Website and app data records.
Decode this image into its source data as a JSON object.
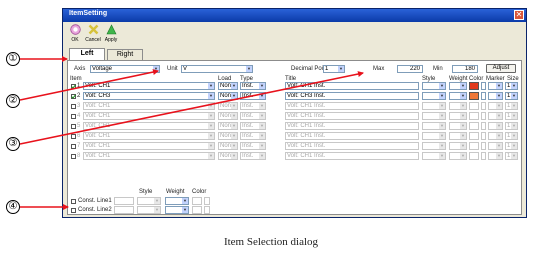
{
  "window": {
    "title": "ItemSetting",
    "close_glyph": "✕"
  },
  "toolbar": [
    {
      "label": "OK",
      "icon": "ok-icon"
    },
    {
      "label": "Cancel",
      "icon": "cancel-icon"
    },
    {
      "label": "Apply",
      "icon": "apply-icon"
    }
  ],
  "tabs": [
    {
      "label": "Left",
      "active": true
    },
    {
      "label": "Right",
      "active": false
    }
  ],
  "settings": {
    "axis_label": "Axis",
    "axis_value": "Voltage",
    "unit_label": "Unit",
    "unit_value": "V",
    "decimal_label": "Decimal Points",
    "decimal_value": "1",
    "max_label": "Max",
    "max_value": "220",
    "min_label": "Min",
    "min_value": "180",
    "adjust_button": "Adjust"
  },
  "headers": {
    "item": "Item",
    "load": "Load",
    "type": "Type",
    "title": "Title",
    "style": "Style",
    "weight": "Weight",
    "color": "Color",
    "marker": "Marker",
    "size": "Size"
  },
  "rows": [
    {
      "num": "1",
      "item": "Volt: CH1",
      "load": "None",
      "type": "Inst.",
      "title": "Volt: CH1 Inst.",
      "size": "1",
      "checked": true,
      "enabled": true,
      "color": "#e23a1c"
    },
    {
      "num": "2",
      "item": "Volt: CH3",
      "load": "None",
      "type": "Inst.",
      "title": "Volt: CH3 Inst.",
      "size": "1",
      "checked": true,
      "enabled": true,
      "color": "#f07838"
    },
    {
      "num": "3",
      "item": "Volt: CH1",
      "load": "None",
      "type": "Inst.",
      "title": "Volt: CH1 Inst.",
      "size": "1",
      "checked": false,
      "enabled": false,
      "color": ""
    },
    {
      "num": "4",
      "item": "Volt: CH1",
      "load": "None",
      "type": "Inst.",
      "title": "Volt: CH1 Inst.",
      "size": "1",
      "checked": false,
      "enabled": false,
      "color": ""
    },
    {
      "num": "5",
      "item": "Volt: CH1",
      "load": "None",
      "type": "Inst.",
      "title": "Volt: CH1 Inst.",
      "size": "1",
      "checked": false,
      "enabled": false,
      "color": ""
    },
    {
      "num": "6",
      "item": "Volt: CH1",
      "load": "None",
      "type": "Inst.",
      "title": "Volt: CH1 Inst.",
      "size": "1",
      "checked": false,
      "enabled": false,
      "color": ""
    },
    {
      "num": "7",
      "item": "Volt: CH1",
      "load": "None",
      "type": "Inst.",
      "title": "Volt: CH1 Inst.",
      "size": "1",
      "checked": false,
      "enabled": false,
      "color": ""
    },
    {
      "num": "8",
      "item": "Volt: CH1",
      "load": "None",
      "type": "Inst.",
      "title": "Volt: CH1 Inst.",
      "size": "1",
      "checked": false,
      "enabled": false,
      "color": ""
    }
  ],
  "const": {
    "style_label": "Style",
    "weight_label": "Weight",
    "color_label": "Color",
    "lines": [
      {
        "label": "Const. Line1"
      },
      {
        "label": "Const. Line2"
      }
    ]
  },
  "callouts": [
    "①",
    "②",
    "③",
    "④"
  ],
  "caption": "Item Selection dialog",
  "colors": {
    "arrow": "#e8121c",
    "titlebar": "#0b3aa8",
    "dialog_bg": "#ece9d8"
  }
}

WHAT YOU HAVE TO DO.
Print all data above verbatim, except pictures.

COMPLETED EXERCISE.
Decode this image into its source data as a JSON object.
{
  "window": {
    "title": "ItemSetting",
    "close_glyph": "✕"
  },
  "toolbar": [
    {
      "label": "OK",
      "icon": "ok-icon"
    },
    {
      "label": "Cancel",
      "icon": "cancel-icon"
    },
    {
      "label": "Apply",
      "icon": "apply-icon"
    }
  ],
  "tabs": [
    {
      "label": "Left",
      "active": true
    },
    {
      "label": "Right",
      "active": false
    }
  ],
  "settings": {
    "axis_label": "Axis",
    "axis_value": "Voltage",
    "unit_label": "Unit",
    "unit_value": "V",
    "decimal_label": "Decimal Points",
    "decimal_value": "1",
    "max_label": "Max",
    "max_value": "220",
    "min_label": "Min",
    "min_value": "180",
    "adjust_button": "Adjust"
  },
  "headers": {
    "item": "Item",
    "load": "Load",
    "type": "Type",
    "title": "Title",
    "style": "Style",
    "weight": "Weight",
    "color": "Color",
    "marker": "Marker",
    "size": "Size"
  },
  "rows": [
    {
      "num": "1",
      "item": "Volt: CH1",
      "load": "None",
      "type": "Inst.",
      "title": "Volt: CH1 Inst.",
      "size": "1",
      "checked": true,
      "enabled": true,
      "color": "#e23a1c"
    },
    {
      "num": "2",
      "item": "Volt: CH3",
      "load": "None",
      "type": "Inst.",
      "title": "Volt: CH3 Inst.",
      "size": "1",
      "checked": true,
      "enabled": true,
      "color": "#f07838"
    },
    {
      "num": "3",
      "item": "Volt: CH1",
      "load": "None",
      "type": "Inst.",
      "title": "Volt: CH1 Inst.",
      "size": "1",
      "checked": false,
      "enabled": false,
      "color": ""
    },
    {
      "num": "4",
      "item": "Volt: CH1",
      "load": "None",
      "type": "Inst.",
      "title": "Volt: CH1 Inst.",
      "size": "1",
      "checked": false,
      "enabled": false,
      "color": ""
    },
    {
      "num": "5",
      "item": "Volt: CH1",
      "load": "None",
      "type": "Inst.",
      "title": "Volt: CH1 Inst.",
      "size": "1",
      "checked": false,
      "enabled": false,
      "color": ""
    },
    {
      "num": "6",
      "item": "Volt: CH1",
      "load": "None",
      "type": "Inst.",
      "title": "Volt: CH1 Inst.",
      "size": "1",
      "checked": false,
      "enabled": false,
      "color": ""
    },
    {
      "num": "7",
      "item": "Volt: CH1",
      "load": "None",
      "type": "Inst.",
      "title": "Volt: CH1 Inst.",
      "size": "1",
      "checked": false,
      "enabled": false,
      "color": ""
    },
    {
      "num": "8",
      "item": "Volt: CH1",
      "load": "None",
      "type": "Inst.",
      "title": "Volt: CH1 Inst.",
      "size": "1",
      "checked": false,
      "enabled": false,
      "color": ""
    }
  ],
  "const": {
    "style_label": "Style",
    "weight_label": "Weight",
    "color_label": "Color",
    "lines": [
      {
        "label": "Const. Line1"
      },
      {
        "label": "Const. Line2"
      }
    ]
  },
  "callouts": [
    "①",
    "②",
    "③",
    "④"
  ],
  "caption": "Item Selection dialog",
  "colors": {
    "arrow": "#e8121c",
    "titlebar": "#0b3aa8",
    "dialog_bg": "#ece9d8"
  }
}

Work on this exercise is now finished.